Data about app and page elements
☆ ☆ ☆

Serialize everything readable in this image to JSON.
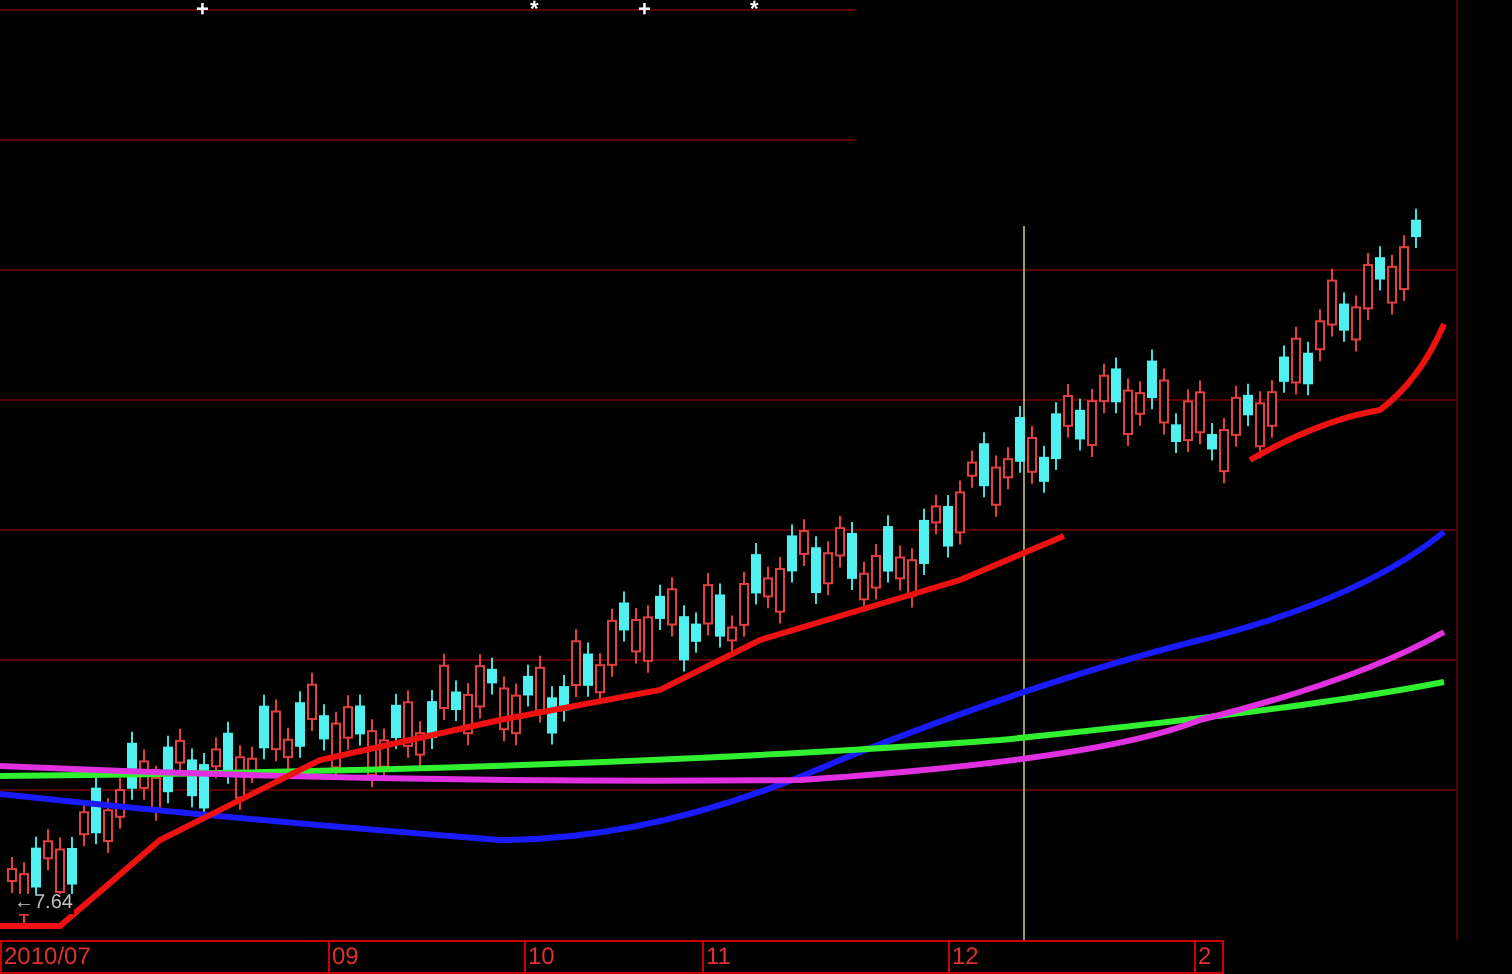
{
  "chart": {
    "top_markers": [
      "+",
      "*",
      "+",
      "*"
    ],
    "price_label": "←7.64",
    "x_axis_labels": [
      "2010/07",
      "09",
      "10",
      "11",
      "12",
      "2"
    ]
  }
}
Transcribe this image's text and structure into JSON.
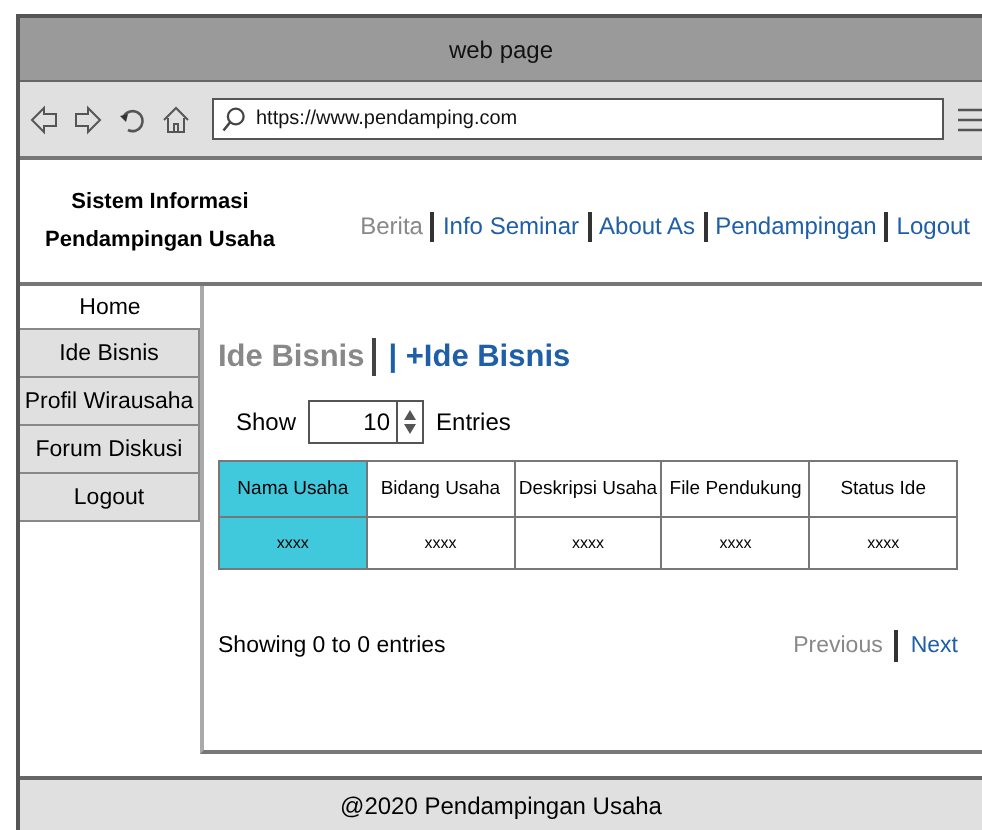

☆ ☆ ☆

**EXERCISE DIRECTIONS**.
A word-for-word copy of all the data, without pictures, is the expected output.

**ANSWER AREA**.
Serialize everything readable in this image to JSON.
{
  "chart": {
    "top_markers": [
      "+",
      "*",
      "+",
      "*"
    ],
    "price_label": "←7.64",
    "x_axis_labels": [
      "2010/07",
      "09",
      "10",
      "11",
      "12",
      "2"
    ]
  }
}
Transcribe this image's text and structure into JSON.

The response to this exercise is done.